When I was seen as a man I was never told my behavior was inappropriate. However, now that I am seen as a woman I have been told to “sit pretty” literally. I have been told not to speak so loud and walk so loud. Women are supposed to take small steps and be as quiet as possible.  I feel like being here a year and building relationships has allowed me the opportunity to finally challenge some of these ideas of how a woman should act with my Thai friends and help them learn some new things.

The other day a friend came over to my house, a male friend. He told me that a woman’s house should be clean all the time but a mans house is no problem.  I told him with a smile on my face that if he wanted to comment on my house or my looks inside my own home…he was welcome to leave.  I still am the person I was when I first came to Thailand with my short hair. I will not change how I act because my appearance is now more feminine in Thai standards.

Internalized oppression is a trip.  It took me a few weeks to realize I was conforming to Thai standards for what a woman should act like. I began to feel guilty of my actions until I realized that if I were a man, none of my actions would be seen as bad.  Men in Thailand have a huge privilege over women, they can do almost anything they want without being viewed as “bad”. However for woman, if they step outside even a little bit about how they are supposed to act as a woman…they are viewed as bad.

Every awkward conversation is a learning experience…for everyone involved.  I know that my actions and who I am make some people in my community uncomfortable because I do not  fit into their idea of what a “good girl” is. I have been out about my sexuality and my gender, two things that do not fit into the Thai box.  It has made people uncomfortable but being uncomfortable is not bad. I have been uncomfortable many times. I have had discussions with kids and adults alike. It is actually amazing how many people actually “get it” once I have explained. No matter what I ‘look like’ the Thai people love and accept me whether I am a boy/girl or a girl/boy. It has been a cross cultural learning experience for both myself and Thailand.

I'm grateful for the process.
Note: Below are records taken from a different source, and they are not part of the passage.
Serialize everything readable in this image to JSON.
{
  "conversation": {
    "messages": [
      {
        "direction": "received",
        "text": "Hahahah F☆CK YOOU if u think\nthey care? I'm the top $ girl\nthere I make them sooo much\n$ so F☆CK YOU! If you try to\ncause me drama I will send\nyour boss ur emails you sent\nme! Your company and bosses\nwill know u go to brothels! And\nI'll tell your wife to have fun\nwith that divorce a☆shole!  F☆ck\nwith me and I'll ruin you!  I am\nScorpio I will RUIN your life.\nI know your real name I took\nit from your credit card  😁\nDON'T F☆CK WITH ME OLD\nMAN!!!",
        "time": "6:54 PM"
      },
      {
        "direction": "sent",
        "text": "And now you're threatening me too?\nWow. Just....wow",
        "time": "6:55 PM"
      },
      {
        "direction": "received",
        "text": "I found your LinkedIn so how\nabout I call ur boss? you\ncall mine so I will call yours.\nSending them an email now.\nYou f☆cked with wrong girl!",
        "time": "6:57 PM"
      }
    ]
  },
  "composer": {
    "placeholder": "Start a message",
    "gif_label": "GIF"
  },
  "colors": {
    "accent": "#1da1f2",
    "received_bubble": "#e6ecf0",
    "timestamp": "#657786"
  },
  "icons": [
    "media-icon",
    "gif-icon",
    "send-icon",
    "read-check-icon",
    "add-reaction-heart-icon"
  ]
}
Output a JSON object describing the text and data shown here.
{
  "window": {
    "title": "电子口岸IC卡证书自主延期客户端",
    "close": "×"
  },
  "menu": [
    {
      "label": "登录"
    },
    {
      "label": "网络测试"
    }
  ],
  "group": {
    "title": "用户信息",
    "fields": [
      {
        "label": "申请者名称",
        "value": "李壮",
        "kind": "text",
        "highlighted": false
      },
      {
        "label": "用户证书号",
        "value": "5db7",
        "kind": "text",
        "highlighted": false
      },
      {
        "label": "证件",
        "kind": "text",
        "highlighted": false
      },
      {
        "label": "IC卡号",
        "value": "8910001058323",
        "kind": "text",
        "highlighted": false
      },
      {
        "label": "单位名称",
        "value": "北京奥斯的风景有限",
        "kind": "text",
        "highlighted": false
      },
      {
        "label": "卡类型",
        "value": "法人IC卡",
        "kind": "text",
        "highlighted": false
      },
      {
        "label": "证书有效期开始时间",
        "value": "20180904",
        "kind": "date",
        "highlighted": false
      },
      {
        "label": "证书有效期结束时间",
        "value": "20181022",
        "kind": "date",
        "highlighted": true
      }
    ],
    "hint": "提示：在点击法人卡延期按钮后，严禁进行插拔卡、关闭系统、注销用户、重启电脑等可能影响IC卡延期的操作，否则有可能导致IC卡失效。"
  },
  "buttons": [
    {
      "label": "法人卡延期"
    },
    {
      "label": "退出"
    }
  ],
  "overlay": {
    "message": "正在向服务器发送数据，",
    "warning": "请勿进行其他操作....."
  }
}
I am learning that who I am is exactly the person that I am supposed to be. I don't have to conform and being myself will hopefully help others to gain the strength of being true to themselves.